The year 1973 was a landmark in the field of wildlife preservation. It was in this year that wildlife preservationist and naturalists from around the world launched Project Tiger. This was the biggest environmental conservation project ever undertaken. The Jim Corbett National Park has the distinction of having been chosen the venue for the inauguration of this project.
488 different species of plants have been recorded in the Corbett National Park. There are close to 586 species of resident and migratory birds. The park is home to Bengal tigers, leopards, deer, sloth bears, otters, pangolins, Indian grey mongoose, langurs, owls and many other wildlife species.
Dense moist deciduous forest consists of sal, haldu, peepal, rohini and mango trees. Forest covers almost 73% of the Jim Corbett park, 10% of the area consists of grasslands. It houses around 110 tree species, 50 species of mammals, 580 bird species and 25 reptile species.
Ecotourism and wildlife preservation is the main focus at this park, which makes it all the more significant and alluring to wildlife lovers. In recent years the number of people coming to the park has increased dramatically. Presently, more than 70,000 visitors come to the park every season.

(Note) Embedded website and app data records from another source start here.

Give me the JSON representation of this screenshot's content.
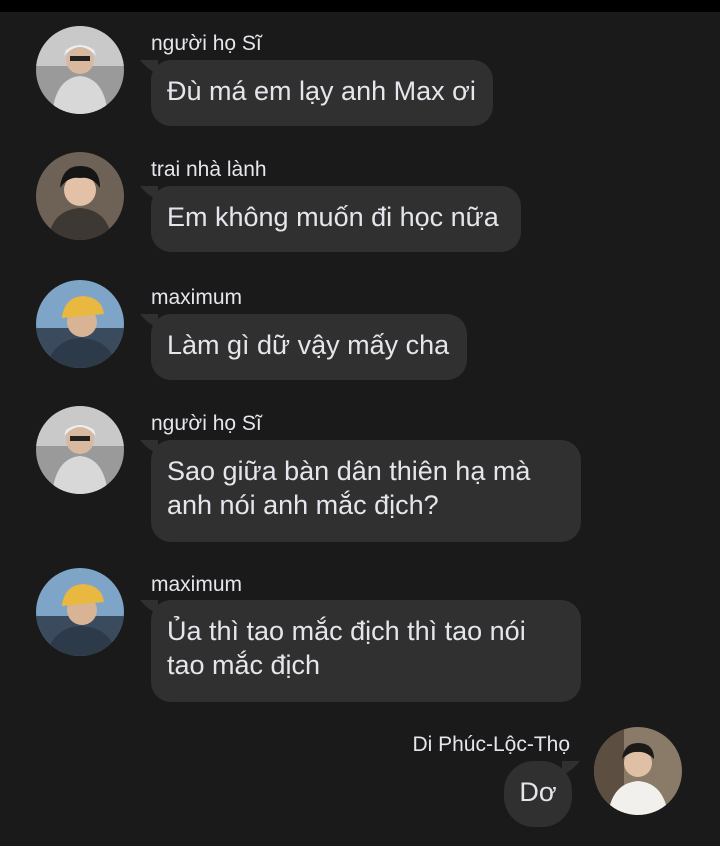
{
  "messages": [
    {
      "sender": "người họ Sĩ",
      "text": "Đù má em lạy anh Max ơi",
      "avatar": "avatar-silver-hair"
    },
    {
      "sender": "trai nhà lành",
      "text": "Em không muốn đi học nữa",
      "avatar": "avatar-dark-hair"
    },
    {
      "sender": "maximum",
      "text": "Làm gì dữ vậy mấy cha",
      "avatar": "avatar-yellow-cap"
    },
    {
      "sender": "người họ Sĩ",
      "text": "Sao giữa bàn dân thiên hạ mà anh nói anh mắc địch?",
      "avatar": "avatar-silver-hair"
    },
    {
      "sender": "maximum",
      "text": "Ủa thì tao mắc địch thì tao nói tao mắc địch",
      "avatar": "avatar-yellow-cap"
    },
    {
      "sender": "Di Phúc-Lộc-Thọ",
      "text": "Dơ",
      "avatar": "avatar-white-shirt"
    }
  ],
  "colors": {
    "background": "#1a1a1a",
    "bubble": "#303030",
    "text": "#e4e6eb"
  }
}
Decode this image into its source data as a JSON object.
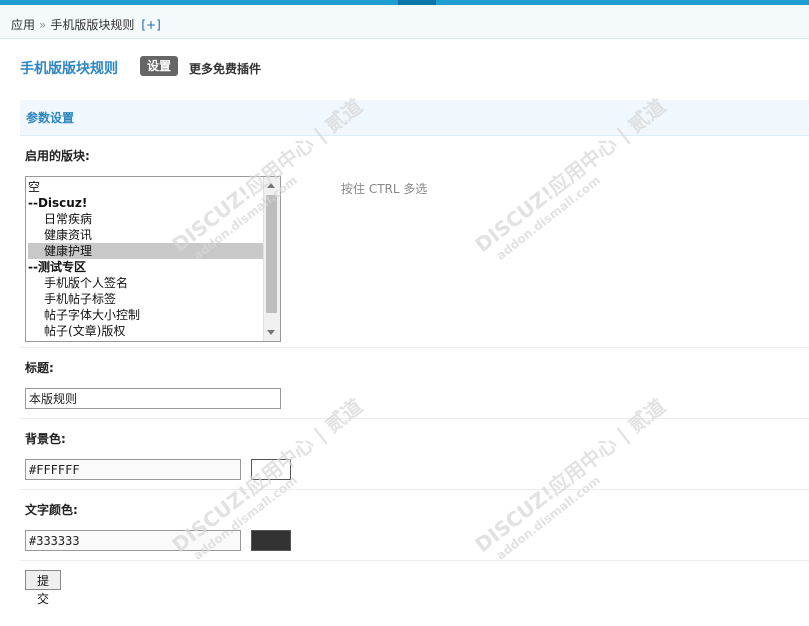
{
  "breadcrumb": {
    "root": "应用",
    "separator": "»",
    "current": "手机版版块规则",
    "add": "[+]"
  },
  "plugin": {
    "title": "手机版版块规则",
    "settings_tab": "设置",
    "more_link": "更多免费插件"
  },
  "section": {
    "title": "参数设置"
  },
  "fields": {
    "forums": {
      "label": "启用的版块:",
      "tip": "按住 CTRL 多选",
      "options": [
        {
          "label": "空",
          "group": false,
          "child": false,
          "selected": false
        },
        {
          "label": "--Discuz!",
          "group": true,
          "child": false,
          "selected": false
        },
        {
          "label": "日常疾病",
          "group": false,
          "child": true,
          "selected": false
        },
        {
          "label": "健康资讯",
          "group": false,
          "child": true,
          "selected": false
        },
        {
          "label": "健康护理",
          "group": false,
          "child": true,
          "selected": true
        },
        {
          "label": "--测试专区",
          "group": true,
          "child": false,
          "selected": false
        },
        {
          "label": "手机版个人签名",
          "group": false,
          "child": true,
          "selected": false
        },
        {
          "label": "手机帖子标签",
          "group": false,
          "child": true,
          "selected": false
        },
        {
          "label": "帖子字体大小控制",
          "group": false,
          "child": true,
          "selected": false
        },
        {
          "label": "帖子(文章)版权",
          "group": false,
          "child": true,
          "selected": false
        }
      ]
    },
    "title": {
      "label": "标题:",
      "value": "本版规则"
    },
    "bgcolor": {
      "label": "背景色:",
      "value": "#FFFFFF",
      "swatch": "#FFFFFF"
    },
    "textcolor": {
      "label": "文字颜色:",
      "value": "#333333",
      "swatch": "#333333"
    }
  },
  "submit_label": "提交",
  "watermark": {
    "brand": "DISCUZ!应用中心 | 贰道",
    "url": "addon.dismall.com"
  },
  "colors": {
    "accent": "#2e86c1",
    "topbar": "#1f9dd2"
  }
}
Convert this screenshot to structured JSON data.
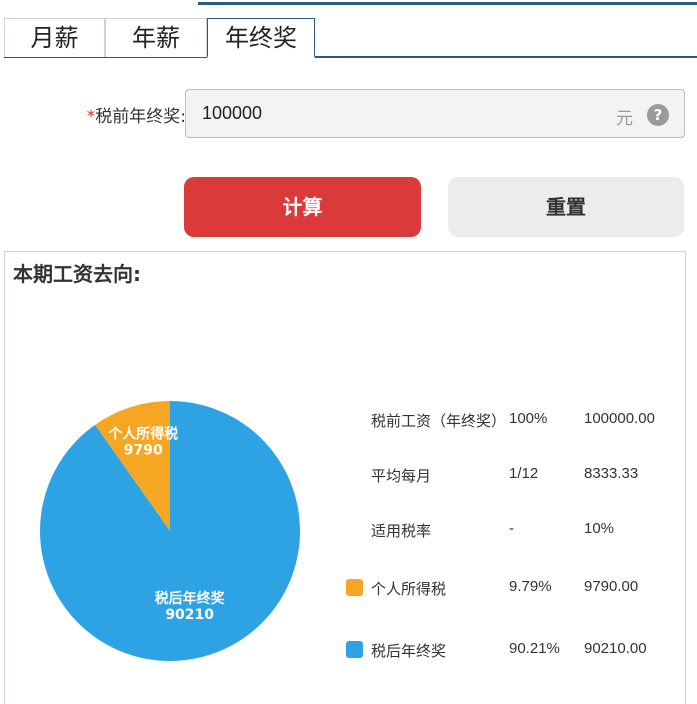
{
  "tabs": [
    {
      "label": "月薪",
      "active": false
    },
    {
      "label": "年薪",
      "active": false
    },
    {
      "label": "年终奖",
      "active": true
    }
  ],
  "form": {
    "required_mark": "*",
    "label": "税前年终奖:",
    "value": "100000",
    "unit": "元",
    "help_icon": "?"
  },
  "buttons": {
    "calculate": "计算",
    "reset": "重置"
  },
  "result": {
    "title": "本期工资去向:",
    "rows": [
      {
        "label": "税前工资（年终奖）",
        "percent": "100%",
        "amount": "100000.00"
      },
      {
        "label": "平均每月",
        "percent": "1/12",
        "amount": "8333.33"
      },
      {
        "label": "适用税率",
        "percent": "-",
        "amount": "10%"
      },
      {
        "label": "个人所得税",
        "percent": "9.79%",
        "amount": "9790.00",
        "color": "#f5a623"
      },
      {
        "label": "税后年终奖",
        "percent": "90.21%",
        "amount": "90210.00",
        "color": "#2ea3e3"
      }
    ]
  },
  "chart_data": {
    "type": "pie",
    "slices": [
      {
        "label": "个人所得税",
        "value": 9790,
        "color": "#f5a623"
      },
      {
        "label": "税后年终奖",
        "value": 90210,
        "color": "#2ea3e3"
      }
    ]
  }
}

Corbett National Park comprises 520.8 km2 area of hills, riverine belts, marshy depressions, grasslands and a large lake. The elevation ranges from 1,300 to 4,000 ft.

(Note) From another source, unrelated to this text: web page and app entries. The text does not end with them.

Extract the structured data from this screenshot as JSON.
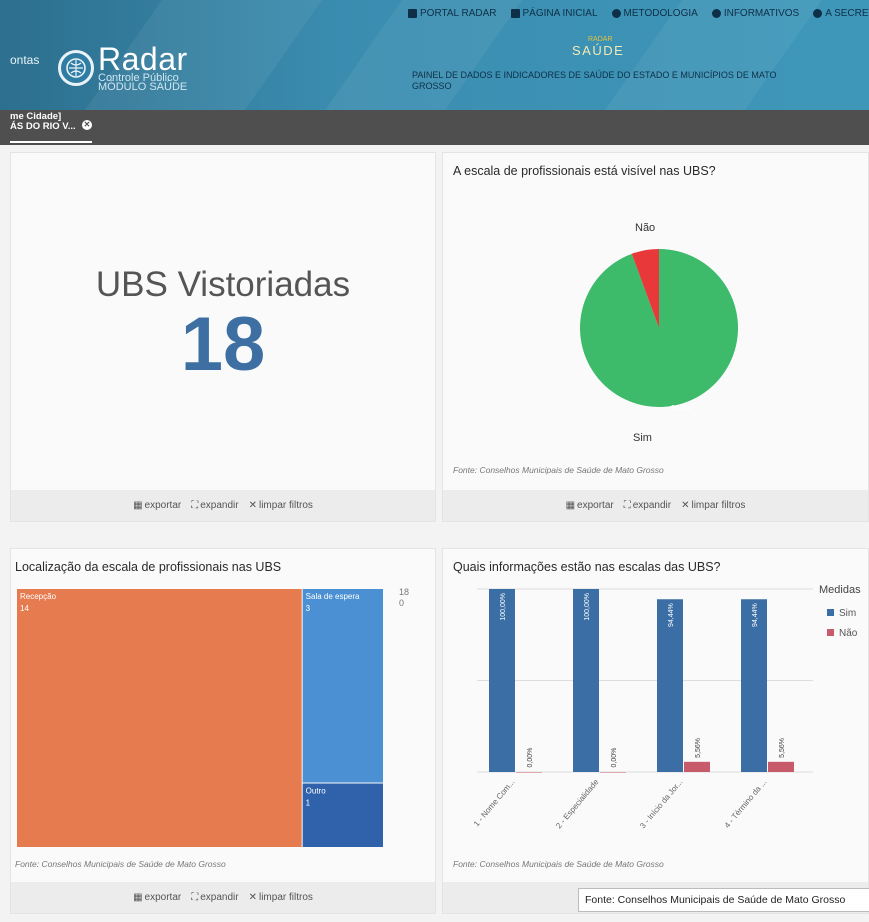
{
  "header": {
    "left_fragment": "ontas",
    "logo_name": "Radar",
    "logo_tag": "TCE",
    "logo_sub_1": "Controle Público",
    "logo_sub_2": "MÓDULO SAÚDE",
    "nav": [
      {
        "label": "PORTAL RADAR",
        "icon": "bookmark-icon"
      },
      {
        "label": "PÁGINA INICIAL",
        "icon": "home-icon"
      },
      {
        "label": "METODOLOGIA",
        "icon": "info-icon"
      },
      {
        "label": "INFORMATIVOS",
        "icon": "info-icon"
      },
      {
        "label": "A SECRETA",
        "icon": "info-icon"
      }
    ],
    "saude_top": "RADAR",
    "saude": "SAÚDE",
    "painel_title": "PAINEL DE DADOS E INDICADORES DE SAÚDE DO ESTADO E MUNICÍPIOS DE MATO GROSSO"
  },
  "filter_chip": {
    "line1": "me Cidade]",
    "line2": "ÁS DO RIO V..."
  },
  "kpi_panel": {
    "label": "UBS Vistoriadas",
    "value": "18"
  },
  "footer_actions": {
    "export": "exportar",
    "expand": "expandir",
    "clear": "limpar filtros"
  },
  "source_note": "Fonte: Conselhos Municipais de Saúde de Mato Grosso",
  "tooltip": "Fonte: Conselhos Municipais de Saúde de Mato Grosso",
  "colors": {
    "header": "#3b8db0",
    "pie_sim": "#3dba6a",
    "pie_nao": "#e8383a",
    "treemap_recepcao": "#e67b50",
    "treemap_sala": "#4a90d2",
    "treemap_outro": "#3062ab",
    "bar_sim": "#3a6ea5",
    "bar_nao": "#c75b6c"
  },
  "chart_data": [
    {
      "type": "pie",
      "title": "A escala de profissionais está visível nas UBS?",
      "labels": [
        "Sim",
        "Não"
      ],
      "values": [
        94.4,
        5.6
      ],
      "data_labels": [
        "94.4%",
        ""
      ]
    },
    {
      "type": "treemap",
      "title": "Localização da escala de profissionais nas UBS",
      "labels": [
        "Recepção",
        "Sala de espera",
        "Outro"
      ],
      "values": [
        14,
        3,
        1
      ],
      "scale_labels": [
        "18",
        "0"
      ]
    },
    {
      "type": "bar",
      "title": "Quais informações estão nas escalas das UBS?",
      "categories": [
        "1 - Nome Com...",
        "2 - Especialidade",
        "3 - Início da Jor...",
        "4 - Término da ..."
      ],
      "series": [
        {
          "name": "Sim",
          "values": [
            100.0,
            100.0,
            94.4,
            94.4
          ],
          "labels": [
            "100,00%",
            "100,00%",
            "94,44%",
            "94,44%"
          ]
        },
        {
          "name": "Não",
          "values": [
            0.0,
            0.0,
            5.56,
            5.56
          ],
          "labels": [
            "0,00%",
            "0,00%",
            "5,56%",
            "5,56%"
          ]
        }
      ],
      "legend_title": "Medidas",
      "legend_position": "right",
      "ylim": [
        0,
        100
      ],
      "grid": true
    }
  ]
}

This park is one of the thirteen protected areas covered by the World Wide Fund For Nature under their Terai Arc Landscape Program. The program aims to protect three of the five terrestrial flagship species, the tiger, the Asian elephant and the great one-horned rhinoceros, by restoring corridors of forest to link 13 protected areas of Nepal and India, to enable wildlife migration.
This article was updated on July 27, 2017